Entries shown:
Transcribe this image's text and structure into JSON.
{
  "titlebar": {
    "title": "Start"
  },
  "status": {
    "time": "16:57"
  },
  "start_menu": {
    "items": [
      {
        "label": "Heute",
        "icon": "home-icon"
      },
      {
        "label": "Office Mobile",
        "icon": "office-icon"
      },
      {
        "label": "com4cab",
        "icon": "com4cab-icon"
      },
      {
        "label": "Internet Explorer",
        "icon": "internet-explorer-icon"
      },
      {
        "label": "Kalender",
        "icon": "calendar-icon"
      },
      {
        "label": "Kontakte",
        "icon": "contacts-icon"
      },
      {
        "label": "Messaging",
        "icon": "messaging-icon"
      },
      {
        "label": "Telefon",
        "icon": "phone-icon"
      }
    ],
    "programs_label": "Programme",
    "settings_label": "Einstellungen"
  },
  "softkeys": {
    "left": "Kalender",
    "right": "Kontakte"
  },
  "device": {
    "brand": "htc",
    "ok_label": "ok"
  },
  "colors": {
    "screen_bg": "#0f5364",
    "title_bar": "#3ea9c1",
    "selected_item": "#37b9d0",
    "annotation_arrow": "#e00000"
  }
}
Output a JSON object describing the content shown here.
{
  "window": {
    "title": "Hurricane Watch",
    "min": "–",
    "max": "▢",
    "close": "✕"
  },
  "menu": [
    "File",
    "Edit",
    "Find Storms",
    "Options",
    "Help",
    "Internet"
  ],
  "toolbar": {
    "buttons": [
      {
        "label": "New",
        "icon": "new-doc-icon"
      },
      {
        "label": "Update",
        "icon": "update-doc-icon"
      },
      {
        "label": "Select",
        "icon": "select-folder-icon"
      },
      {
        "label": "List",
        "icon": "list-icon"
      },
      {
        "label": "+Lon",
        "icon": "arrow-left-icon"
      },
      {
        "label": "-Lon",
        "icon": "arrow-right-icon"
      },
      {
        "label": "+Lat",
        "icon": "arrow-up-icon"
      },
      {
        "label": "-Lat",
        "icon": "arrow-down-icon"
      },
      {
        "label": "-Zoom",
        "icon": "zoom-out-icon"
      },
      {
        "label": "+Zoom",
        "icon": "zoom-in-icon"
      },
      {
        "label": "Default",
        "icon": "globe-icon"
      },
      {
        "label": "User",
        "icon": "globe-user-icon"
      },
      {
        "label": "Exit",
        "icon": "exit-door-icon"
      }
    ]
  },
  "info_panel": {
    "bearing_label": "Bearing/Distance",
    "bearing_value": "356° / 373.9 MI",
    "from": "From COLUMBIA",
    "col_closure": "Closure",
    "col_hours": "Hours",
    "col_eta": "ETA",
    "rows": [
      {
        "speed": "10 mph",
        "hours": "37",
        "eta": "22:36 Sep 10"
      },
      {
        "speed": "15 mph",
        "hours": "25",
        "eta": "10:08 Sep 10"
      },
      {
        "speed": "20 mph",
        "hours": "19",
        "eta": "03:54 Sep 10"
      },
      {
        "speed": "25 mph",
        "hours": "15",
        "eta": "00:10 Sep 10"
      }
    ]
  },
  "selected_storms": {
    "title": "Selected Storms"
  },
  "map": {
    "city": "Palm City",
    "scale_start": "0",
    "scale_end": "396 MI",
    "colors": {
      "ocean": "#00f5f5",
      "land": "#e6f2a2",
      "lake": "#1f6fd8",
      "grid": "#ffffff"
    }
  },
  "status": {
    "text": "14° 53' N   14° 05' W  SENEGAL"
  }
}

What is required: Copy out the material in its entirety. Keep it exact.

Solution for this exercise:
Transcribe this image's text and structure into JSON.
{
  "titlebar": {
    "title": "Start"
  },
  "status": {
    "time": "16:57"
  },
  "start_menu": {
    "items": [
      {
        "label": "Heute",
        "icon": "home-icon"
      },
      {
        "label": "Office Mobile",
        "icon": "office-icon"
      },
      {
        "label": "com4cab",
        "icon": "com4cab-icon"
      },
      {
        "label": "Internet Explorer",
        "icon": "internet-explorer-icon"
      },
      {
        "label": "Kalender",
        "icon": "calendar-icon"
      },
      {
        "label": "Kontakte",
        "icon": "contacts-icon"
      },
      {
        "label": "Messaging",
        "icon": "messaging-icon"
      },
      {
        "label": "Telefon",
        "icon": "phone-icon"
      }
    ],
    "programs_label": "Programme",
    "settings_label": "Einstellungen"
  },
  "softkeys": {
    "left": "Kalender",
    "right": "Kontakte"
  },
  "device": {
    "brand": "htc",
    "ok_label": "ok"
  },
  "colors": {
    "screen_bg": "#0f5364",
    "title_bar": "#3ea9c1",
    "selected_item": "#37b9d0",
    "annotation_arrow": "#e00000"
  }
}
Output a JSON object describing the content shown here.
{
  "window": {
    "title": "Hurricane Watch",
    "min": "–",
    "max": "▢",
    "close": "✕"
  },
  "menu": [
    "File",
    "Edit",
    "Find Storms",
    "Options",
    "Help",
    "Internet"
  ],
  "toolbar": {
    "buttons": [
      {
        "label": "New",
        "icon": "new-doc-icon"
      },
      {
        "label": "Update",
        "icon": "update-doc-icon"
      },
      {
        "label": "Select",
        "icon": "select-folder-icon"
      },
      {
        "label": "List",
        "icon": "list-icon"
      },
      {
        "label": "+Lon",
        "icon": "arrow-left-icon"
      },
      {
        "label": "-Lon",
        "icon": "arrow-right-icon"
      },
      {
        "label": "+Lat",
        "icon": "arrow-up-icon"
      },
      {
        "label": "-Lat",
        "icon": "arrow-down-icon"
      },
      {
        "label": "-Zoom",
        "icon": "zoom-out-icon"
      },
      {
        "label": "+Zoom",
        "icon": "zoom-in-icon"
      },
      {
        "label": "Default",
        "icon": "globe-icon"
      },
      {
        "label": "User",
        "icon": "globe-user-icon"
      },
      {
        "label": "Exit",
        "icon": "exit-door-icon"
      }
    ]
  },
  "info_panel": {
    "bearing_label": "Bearing/Distance",
    "bearing_value": "356° / 373.9 MI",
    "from": "From COLUMBIA",
    "col_closure": "Closure",
    "col_hours": "Hours",
    "col_eta": "ETA",
    "rows": [
      {
        "speed": "10 mph",
        "hours": "37",
        "eta": "22:36 Sep 10"
      },
      {
        "speed": "15 mph",
        "hours": "25",
        "eta": "10:08 Sep 10"
      },
      {
        "speed": "20 mph",
        "hours": "19",
        "eta": "03:54 Sep 10"
      },
      {
        "speed": "25 mph",
        "hours": "15",
        "eta": "00:10 Sep 10"
      }
    ]
  },
  "selected_storms": {
    "title": "Selected Storms"
  },
  "map": {
    "city": "Palm City",
    "scale_start": "0",
    "scale_end": "396 MI",
    "colors": {
      "ocean": "#00f5f5",
      "land": "#e6f2a2",
      "lake": "#1f6fd8",
      "grid": "#ffffff"
    }
  },
  "status": {
    "text": "14° 53' N   14° 05' W  SENEGAL"
  }
}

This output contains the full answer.